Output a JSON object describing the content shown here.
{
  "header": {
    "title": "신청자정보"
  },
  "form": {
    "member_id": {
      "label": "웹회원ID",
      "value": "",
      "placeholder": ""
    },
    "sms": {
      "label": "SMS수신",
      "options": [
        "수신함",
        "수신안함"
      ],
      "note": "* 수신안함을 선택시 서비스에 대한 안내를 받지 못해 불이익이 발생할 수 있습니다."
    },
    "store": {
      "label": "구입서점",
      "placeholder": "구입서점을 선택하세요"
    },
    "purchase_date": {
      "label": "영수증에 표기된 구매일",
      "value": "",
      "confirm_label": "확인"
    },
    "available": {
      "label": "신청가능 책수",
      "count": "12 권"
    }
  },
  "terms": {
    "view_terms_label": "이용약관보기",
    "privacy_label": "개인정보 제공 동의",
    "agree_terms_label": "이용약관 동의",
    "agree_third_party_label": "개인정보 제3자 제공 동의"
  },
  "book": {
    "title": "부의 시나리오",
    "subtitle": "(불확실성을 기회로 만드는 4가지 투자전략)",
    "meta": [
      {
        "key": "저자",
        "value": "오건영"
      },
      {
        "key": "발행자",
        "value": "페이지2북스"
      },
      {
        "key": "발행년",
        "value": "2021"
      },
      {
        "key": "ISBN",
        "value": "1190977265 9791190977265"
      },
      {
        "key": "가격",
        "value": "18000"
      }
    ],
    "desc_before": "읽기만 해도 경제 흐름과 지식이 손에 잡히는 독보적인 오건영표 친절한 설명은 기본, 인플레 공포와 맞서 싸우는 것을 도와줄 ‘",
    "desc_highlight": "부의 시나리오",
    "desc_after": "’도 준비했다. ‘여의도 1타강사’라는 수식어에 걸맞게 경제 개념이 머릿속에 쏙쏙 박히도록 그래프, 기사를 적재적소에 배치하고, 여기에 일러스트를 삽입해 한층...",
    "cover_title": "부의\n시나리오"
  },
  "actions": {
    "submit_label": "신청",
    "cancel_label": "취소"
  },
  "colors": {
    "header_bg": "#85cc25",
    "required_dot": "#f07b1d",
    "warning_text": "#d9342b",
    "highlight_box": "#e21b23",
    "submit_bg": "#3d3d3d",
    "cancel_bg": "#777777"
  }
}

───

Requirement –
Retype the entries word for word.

Solution –
Output a JSON object describing the content shown here.
{
  "header": {
    "title": "신청자정보"
  },
  "form": {
    "member_id": {
      "label": "웹회원ID",
      "value": "",
      "placeholder": ""
    },
    "sms": {
      "label": "SMS수신",
      "options": [
        "수신함",
        "수신안함"
      ],
      "note": "* 수신안함을 선택시 서비스에 대한 안내를 받지 못해 불이익이 발생할 수 있습니다."
    },
    "store": {
      "label": "구입서점",
      "placeholder": "구입서점을 선택하세요"
    },
    "purchase_date": {
      "label": "영수증에 표기된 구매일",
      "value": "",
      "confirm_label": "확인"
    },
    "available": {
      "label": "신청가능 책수",
      "count": "12 권"
    }
  },
  "terms": {
    "view_terms_label": "이용약관보기",
    "privacy_label": "개인정보 제공 동의",
    "agree_terms_label": "이용약관 동의",
    "agree_third_party_label": "개인정보 제3자 제공 동의"
  },
  "book": {
    "title": "부의 시나리오",
    "subtitle": "(불확실성을 기회로 만드는 4가지 투자전략)",
    "meta": [
      {
        "key": "저자",
        "value": "오건영"
      },
      {
        "key": "발행자",
        "value": "페이지2북스"
      },
      {
        "key": "발행년",
        "value": "2021"
      },
      {
        "key": "ISBN",
        "value": "1190977265 9791190977265"
      },
      {
        "key": "가격",
        "value": "18000"
      }
    ],
    "desc_before": "읽기만 해도 경제 흐름과 지식이 손에 잡히는 독보적인 오건영표 친절한 설명은 기본, 인플레 공포와 맞서 싸우는 것을 도와줄 ‘",
    "desc_highlight": "부의 시나리오",
    "desc_after": "’도 준비했다. ‘여의도 1타강사’라는 수식어에 걸맞게 경제 개념이 머릿속에 쏙쏙 박히도록 그래프, 기사를 적재적소에 배치하고, 여기에 일러스트를 삽입해 한층...",
    "cover_title": "부의\n시나리오"
  },
  "actions": {
    "submit_label": "신청",
    "cancel_label": "취소"
  },
  "colors": {
    "header_bg": "#85cc25",
    "required_dot": "#f07b1d",
    "warning_text": "#d9342b",
    "highlight_box": "#e21b23",
    "submit_bg": "#3d3d3d",
    "cancel_bg": "#777777"
  }
}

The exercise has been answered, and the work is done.